Something brought up often in closing statements Wednesday was Samantha Taitano’s testimony. Lead defense attorney Charles Douglas told jurors that without it, prosecutors couldn’t prove Blackwood was in the car and had the intent to commit the crime.
Austin said even without Taitano’s testimony, other evidence points toward Blackwood, including the following:
· Numerous statements were made during calls while Blackwood was in jail. In one, he admits to being a passenger in the car and participating in the crime.
· Evidence shows there was a drive-by shooting and Gary Norton Sr. was killed. That evidence, including bullet fragments found at Norton’s home and shell casings found dumped in Purcell Lake (which Taitano testified was where they dumped the casings) were confirmed by OSBI analysts to have been fired from the same gun. Furthermore, Blackwood’s daughter testified that other shell casings given to OSBI were from her father and brother, who went shooting prior to the drive-by. These were tested and confirmed to be fired from the same gun, Blackwood’s gun, prosecutors said.

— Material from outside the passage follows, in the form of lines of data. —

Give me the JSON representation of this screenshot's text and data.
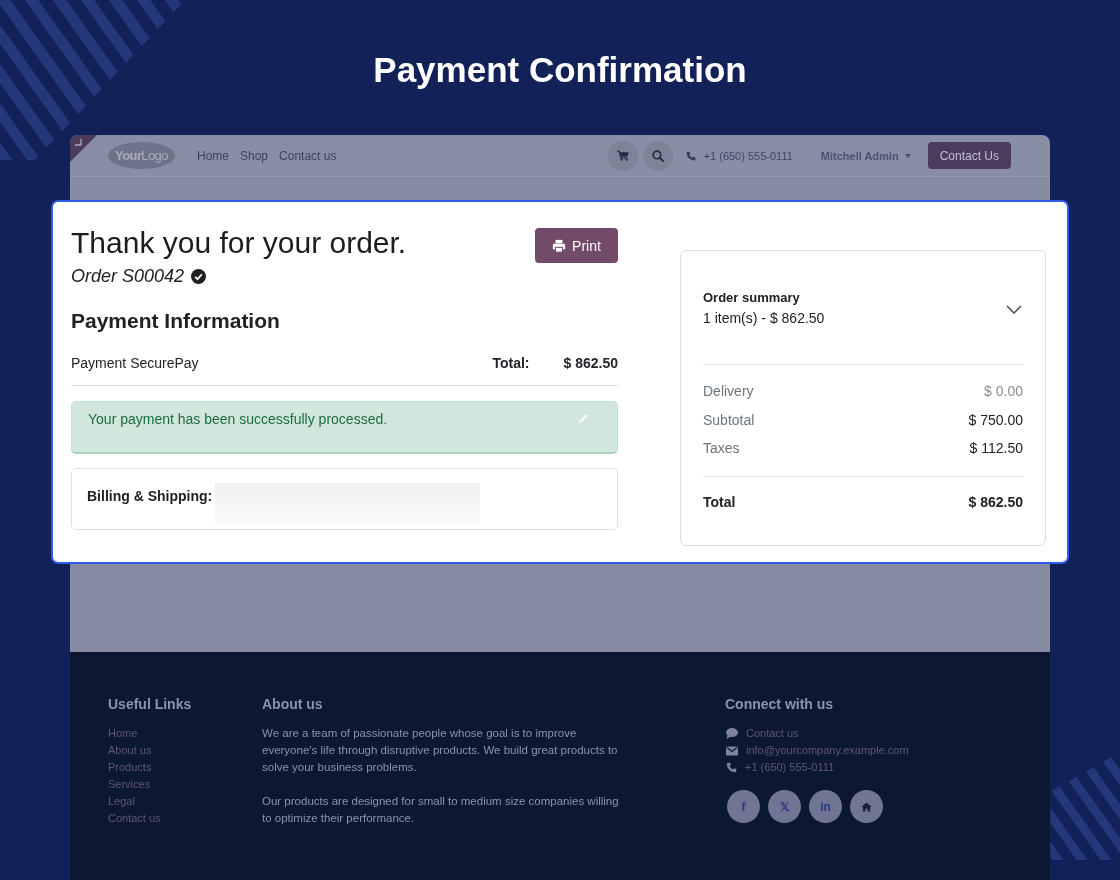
{
  "page": {
    "title": "Payment Confirmation"
  },
  "navbar": {
    "logo": "**Your**Logo",
    "links": [
      "Home",
      "Shop",
      "Contact us"
    ],
    "phone": "+1 (650) 555-0111",
    "user": "Mitchell Admin",
    "cta": "Contact Us"
  },
  "confirmation": {
    "heading": "Thank you for your order.",
    "print_button": "Print",
    "order": "Order S00042",
    "verified": true,
    "section_title": "Payment Information",
    "payment_method": "Payment SecurePay",
    "total_label": "Total:",
    "total_value": "$ 862.50",
    "alert": "Your payment has been successfully processed.",
    "billing_label": "Billing & Shipping:"
  },
  "summary": {
    "title": "Order summary",
    "subtitle": "1 item(s) - $ 862.50",
    "expanded": false,
    "rows": [
      {
        "label": "Delivery",
        "value": "$ 0.00",
        "muted": true
      },
      {
        "label": "Subtotal",
        "value": "$ 750.00",
        "muted": false
      },
      {
        "label": "Taxes",
        "value": "$ 112.50",
        "muted": false
      }
    ],
    "total": {
      "label": "Total",
      "value": "$ 862.50"
    }
  },
  "footer": {
    "links_title": "Useful Links",
    "links": [
      "Home",
      "About us",
      "Products",
      "Services",
      "Legal",
      "Contact us"
    ],
    "about_title": "About us",
    "about": [
      "We are a team of passionate people whose goal is to improve everyone's life through disruptive products. We build great products to solve your business problems.",
      "Our products are designed for small to medium size companies willing to optimize their performance."
    ],
    "connect_title": "Connect with us",
    "contacts": [
      {
        "kind": "chat",
        "text": "Contact us"
      },
      {
        "kind": "email",
        "text": "info@yourcompany.example.com"
      },
      {
        "kind": "phone",
        "text": "+1 (650) 555-0111"
      }
    ],
    "social": [
      {
        "kind": "facebook",
        "glyph": "f"
      },
      {
        "kind": "x",
        "glyph": "𝕏"
      },
      {
        "kind": "linkedin",
        "glyph": "in"
      },
      {
        "kind": "home"
      }
    ]
  }
}
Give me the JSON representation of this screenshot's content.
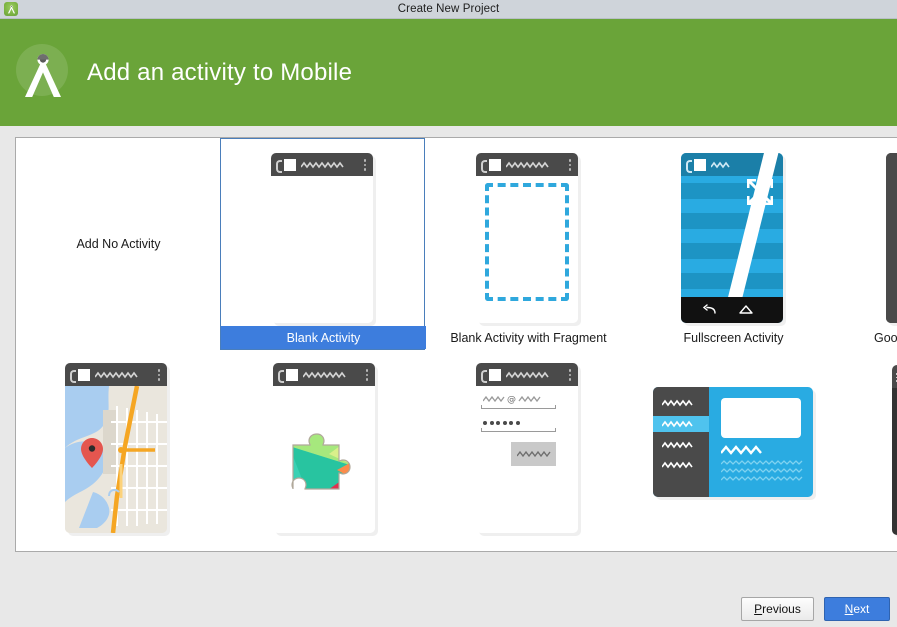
{
  "window": {
    "title": "Create New Project",
    "icon": "android-studio-icon"
  },
  "header": {
    "title": "Add an activity to Mobile",
    "logo_icon": "android-studio-compass-icon",
    "background_color": "#6aa439"
  },
  "gallery": {
    "selected_index": 1,
    "selection_color": "#3d7ddd",
    "tiles": [
      {
        "label": "Add No Activity",
        "art": "none",
        "selected": false
      },
      {
        "label": "Blank Activity",
        "art": "blank-phone",
        "selected": true
      },
      {
        "label": "Blank Activity with Fragment",
        "art": "fragment-phone",
        "selected": false
      },
      {
        "label": "Fullscreen Activity",
        "art": "fullscreen-phone",
        "selected": false
      },
      {
        "label": "Googl",
        "art": "google-maps-phone-partial",
        "selected": false
      },
      {
        "label": "",
        "art": "maps-phone",
        "selected": false
      },
      {
        "label": "",
        "art": "play-services-phone",
        "selected": false
      },
      {
        "label": "",
        "art": "login-phone",
        "selected": false
      },
      {
        "label": "",
        "art": "master-detail-tablet",
        "selected": false
      },
      {
        "label": "",
        "art": "navigation-drawer-partial",
        "selected": false
      }
    ]
  },
  "footer": {
    "previous": {
      "label": "Previous",
      "mnemonic": "P"
    },
    "next": {
      "label": "Next",
      "mnemonic": "N"
    }
  }
}
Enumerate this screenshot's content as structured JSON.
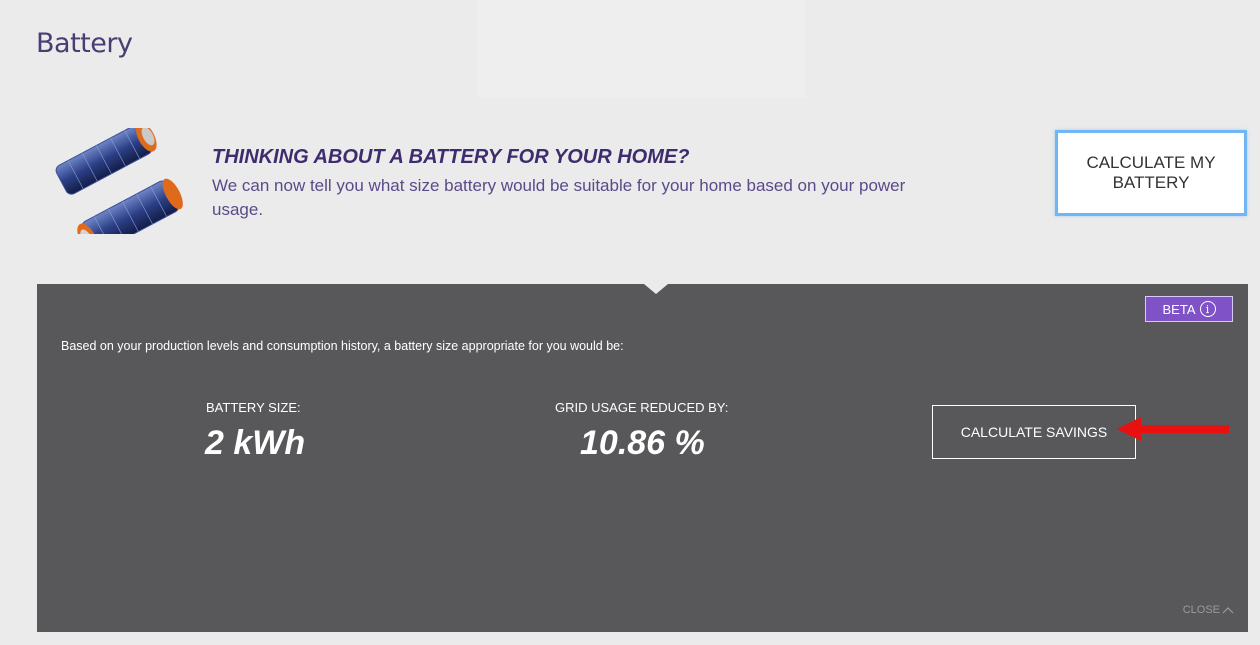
{
  "page": {
    "title": "Battery"
  },
  "promo": {
    "heading": "THINKING ABOUT A BATTERY FOR YOUR HOME?",
    "text": "We can now tell you what size battery would be suitable for your home based on your power usage.",
    "calculate_button": "CALCULATE MY BATTERY",
    "image_icon": "solar-battery-image"
  },
  "panel": {
    "beta_label": "BETA",
    "info_icon": "info-icon",
    "intro": "Based on your production levels and consumption history, a battery size appropriate for you would be:",
    "battery_size_label": "BATTERY SIZE:",
    "battery_size_value": "2 kWh",
    "grid_label": "GRID USAGE REDUCED BY:",
    "grid_value": "10.86 %",
    "savings_button": "CALCULATE SAVINGS",
    "close_label": "CLOSE",
    "close_icon": "chevron-up-icon"
  },
  "colors": {
    "brand_purple": "#3e2c6e",
    "beta_purple": "#7f52c7",
    "panel_gray": "#58585a",
    "highlight_blue": "#6fb6f3",
    "annotation_red": "#e8110f"
  }
}
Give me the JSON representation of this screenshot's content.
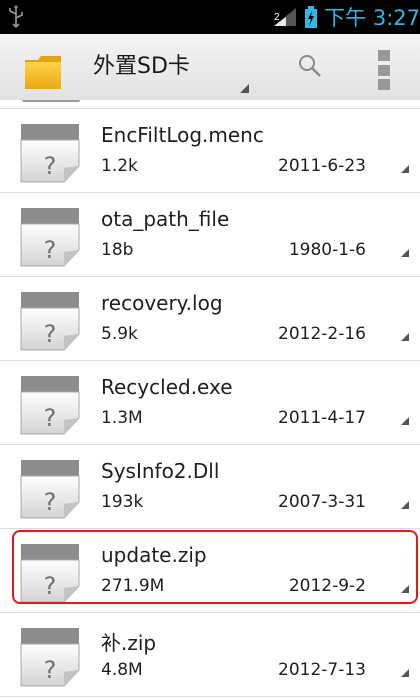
{
  "status_bar": {
    "time": "下午 3:27",
    "icons": [
      "usb-icon",
      "signal-icon",
      "battery-charging-icon"
    ],
    "accent_color": "#33b5e5"
  },
  "action_bar": {
    "title": "外置SD卡",
    "icons": [
      "folder-icon",
      "search-icon",
      "overflow-menu-icon"
    ]
  },
  "files": [
    {
      "name": "EncFiltLog.menc",
      "size": "1.2k",
      "date": "2011-6-23"
    },
    {
      "name": "ota_path_file",
      "size": "18b",
      "date": "1980-1-6"
    },
    {
      "name": "recovery.log",
      "size": "5.9k",
      "date": "2012-2-16"
    },
    {
      "name": "Recycled.exe",
      "size": "1.3M",
      "date": "2011-4-17"
    },
    {
      "name": "SysInfo2.Dll",
      "size": "193k",
      "date": "2007-3-31"
    },
    {
      "name": "update.zip",
      "size": "271.9M",
      "date": "2012-9-2",
      "highlighted": true
    },
    {
      "name": "补.zip",
      "size": "4.8M",
      "date": "2012-7-13"
    }
  ],
  "highlight_color": "#e11b1b"
}
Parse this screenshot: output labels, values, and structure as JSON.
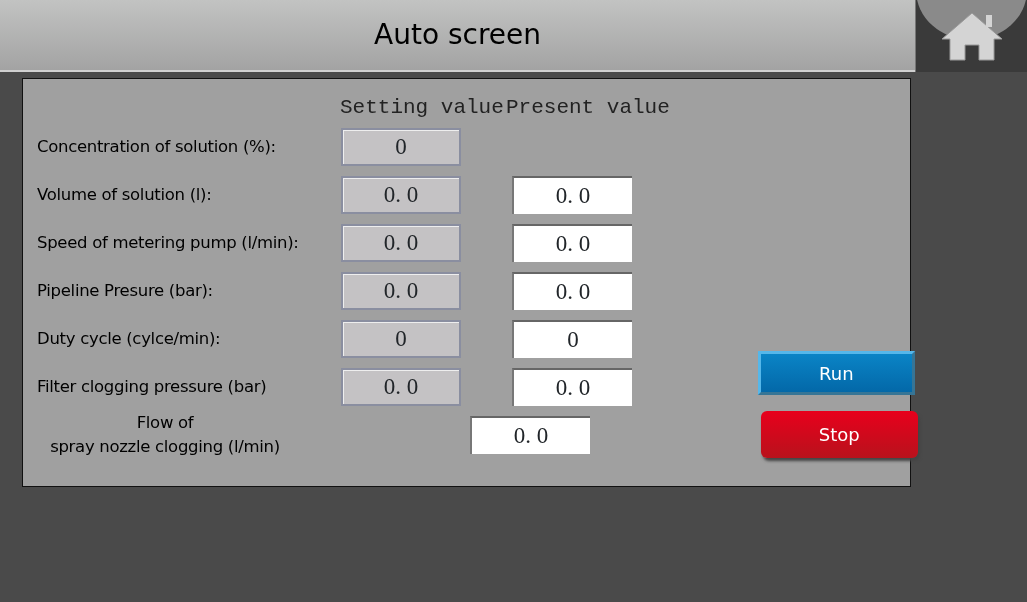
{
  "header": {
    "title": "Auto screen"
  },
  "columns": [
    "Setting value",
    "Present value"
  ],
  "rows": [
    {
      "label": "Concentration of solution (%):",
      "setting": "0"
    },
    {
      "label": "Volume of solution (l):",
      "setting": "0. 0",
      "present": "0. 0"
    },
    {
      "label": "Speed of metering pump (l/min):",
      "setting": "0. 0",
      "present": "0. 0"
    },
    {
      "label": "Pipeline Presure (bar):",
      "setting": "0. 0",
      "present": "0. 0"
    },
    {
      "label": "Duty cycle (cylce/min):",
      "setting": "0",
      "present": "0"
    },
    {
      "label": "Filter clogging pressure (bar)",
      "setting": "0. 0",
      "present": "0. 0"
    },
    {
      "label": "Flow of\nspray nozzle clogging (l/min)",
      "present": "0. 0"
    }
  ],
  "buttons": [
    {
      "label": "Run",
      "kind": "run"
    },
    {
      "label": "Stop",
      "kind": "stop"
    }
  ]
}
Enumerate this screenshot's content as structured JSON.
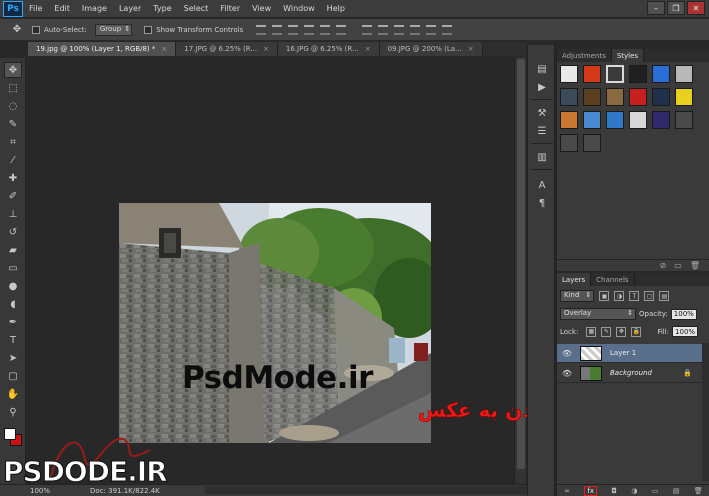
{
  "app": {
    "logo": "Ps",
    "menu": [
      "File",
      "Edit",
      "Image",
      "Layer",
      "Type",
      "Select",
      "Filter",
      "View",
      "Window",
      "Help"
    ],
    "window_controls": [
      "–",
      "❐",
      "✕"
    ]
  },
  "options_bar": {
    "auto_select_label": "Auto-Select:",
    "auto_select_value": "Group",
    "transform_label": "Show Transform Controls"
  },
  "tabs": [
    {
      "label": "19.jpg @ 100% (Layer 1, RGB/8) *",
      "close": "×"
    },
    {
      "label": "17.JPG @ 6.25% (R...",
      "close": "×"
    },
    {
      "label": "16.JPG @ 6.25% (R...",
      "close": "×"
    },
    {
      "label": "09.JPG @ 200% (La...",
      "close": "×"
    }
  ],
  "canvas": {
    "watermark": "PsdMode.ir"
  },
  "annotation": {
    "text": "افکت دادن به عکس"
  },
  "status": {
    "zoom": "100%",
    "doc": "Doc: 391.1K/822.4K"
  },
  "brand": {
    "text": "PSDODE.IR"
  },
  "styles_panel": {
    "tabs": [
      "Adjustments",
      "Styles"
    ],
    "swatch_colors": [
      "#e8e8e8",
      "#d23a1a",
      "#3a3a3a",
      "#202020",
      "#2a6fd8",
      "#b8b8b8",
      "#3a4a5a",
      "#5a4020",
      "#8a6a40",
      "#c82020",
      "#20304a",
      "#e8d020",
      "#c87830",
      "#4a8ad0",
      "#3078c8",
      "#d8d8d8",
      "#302a6a",
      "#4a4a4a",
      "#4a4a4a",
      "#4a4a4a"
    ]
  },
  "layers_panel": {
    "tabs": [
      "Layers",
      "Channels"
    ],
    "filter_kind": "Kind",
    "blend_mode": "Overlay",
    "opacity_label": "Opacity:",
    "opacity_value": "100%",
    "lock_label": "Lock:",
    "fill_label": "Fill:",
    "fill_value": "100%",
    "layers": [
      {
        "name": "Layer 1",
        "selected": true
      },
      {
        "name": "Background",
        "selected": false
      }
    ],
    "footer": [
      "∞",
      "fx",
      "◘",
      "◑",
      "▭",
      "▤",
      "🗑"
    ]
  }
}
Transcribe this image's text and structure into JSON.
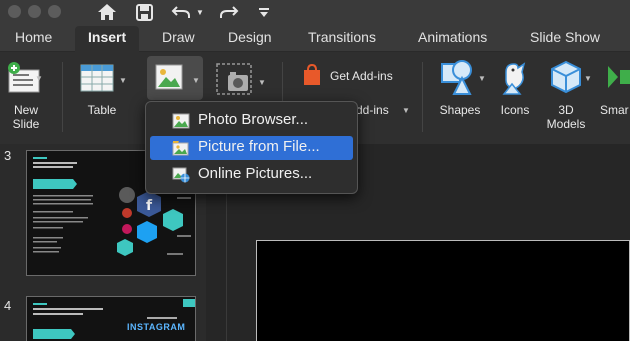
{
  "quick_access": {
    "icons": [
      "home-icon",
      "save-icon",
      "undo-icon",
      "redo-icon",
      "customize-icon"
    ]
  },
  "tabs": [
    {
      "label": "Home"
    },
    {
      "label": "Insert"
    },
    {
      "label": "Draw"
    },
    {
      "label": "Design"
    },
    {
      "label": "Transitions"
    },
    {
      "label": "Animations"
    },
    {
      "label": "Slide Show"
    }
  ],
  "active_tab": "Insert",
  "ribbon": {
    "new_slide": "New\nSlide",
    "table": "Table",
    "get_addins": "Get Add-ins",
    "my_addins": "Add-ins",
    "shapes": "Shapes",
    "icons": "Icons",
    "models_3d": "3D\nModels",
    "smartart": "Smar"
  },
  "picture_menu": {
    "items": [
      {
        "label": "Photo Browser...",
        "icon": "photo-browser-icon",
        "selected": false
      },
      {
        "label": "Picture from File...",
        "icon": "picture-from-file-icon",
        "selected": true
      },
      {
        "label": "Online Pictures...",
        "icon": "online-pictures-icon",
        "selected": false
      }
    ]
  },
  "slides": [
    {
      "number": "3"
    },
    {
      "number": "4",
      "title_line": "INSTAGRAM"
    }
  ],
  "colors": {
    "accent_selected": "#2f6fd6",
    "addins_orange": "#e8592a",
    "teal": "#3ec7c0"
  }
}
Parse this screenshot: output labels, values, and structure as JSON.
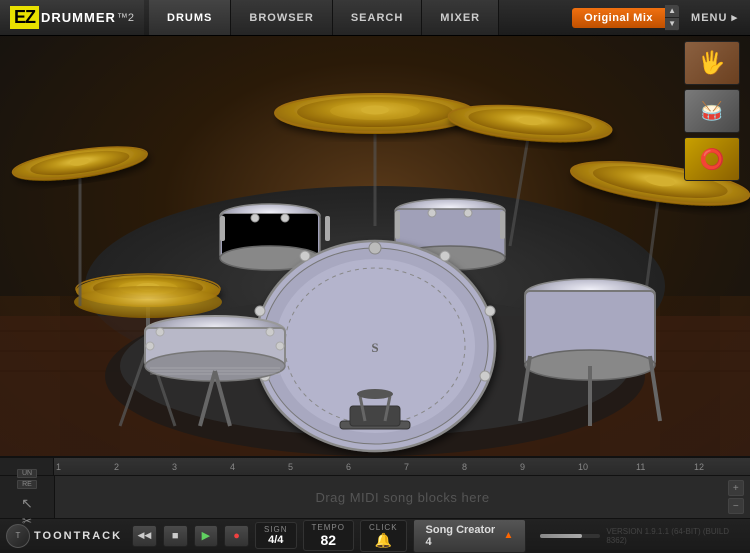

· Monica Henry, Blackwood’s former girlfriend, testified that while she was with Blackwood on Easter Sunday, they went to Lansdale’s home, where Lansdale gave Blackwood a gun and then took it back to her house, where it was given to her father.
· Several people also testified that they heard Blackwood threaten Josh Norton when Davis called him, telling him Norton was at her house. Blackwood’s daughter said the day before Easter, she heard her father tell someone on the phone that he better hope he’s gone by the time he gets there.
Davis testified that, when she had the call on speakerphone, Blackwood told Norton he better be gone by the time he got there. Josh Norton also testified that Blackwood threatened him several times, not only while he was at Davis’ house but later that night. Norton said Blackwood called his father’s cell phone and told him he was a “walking dead man.”
· Davis also testified that the pants she gave OSBI investigators were Blackwood’s pants. She said she thought he was wearing them the night of the shooting. OSBI analysts said they found gunshot residue on those pants. However, Douglas said the residue could have been from shooting the gun prior to the drive-by shooting.
The last thing Austin said to the jury Wednesday before they began deliberating was if they found Blackwood guilty, they should thoroughly consider his sentencing.
This happened in the middle of the night when people were at home sleeping on a holiday, Austin said. Norton Sr. was an innocent party in his own home, where he is supposed to feel safe and secure, sleeping.
Blackwood was trying to send someone a message, which could have been done with one shot of the gun, Austin said, adding that instead, the whole clip was unloaded on the house.
She told the jury to consider Blackwood’s reaction to everything. He didn’t ask Lansdale why he shot up the house instead of just the truck, and he didn’t ask why he unloaded the whole clip on the house, Austin said. He said in the calls that he knew what he was doing when he did it.
Blackwood’s actions cost Gary Norton Sr. his life and those actions should cost this defendant his life, too, she said.
“He deserves the rest of his life in prison,” Austin said.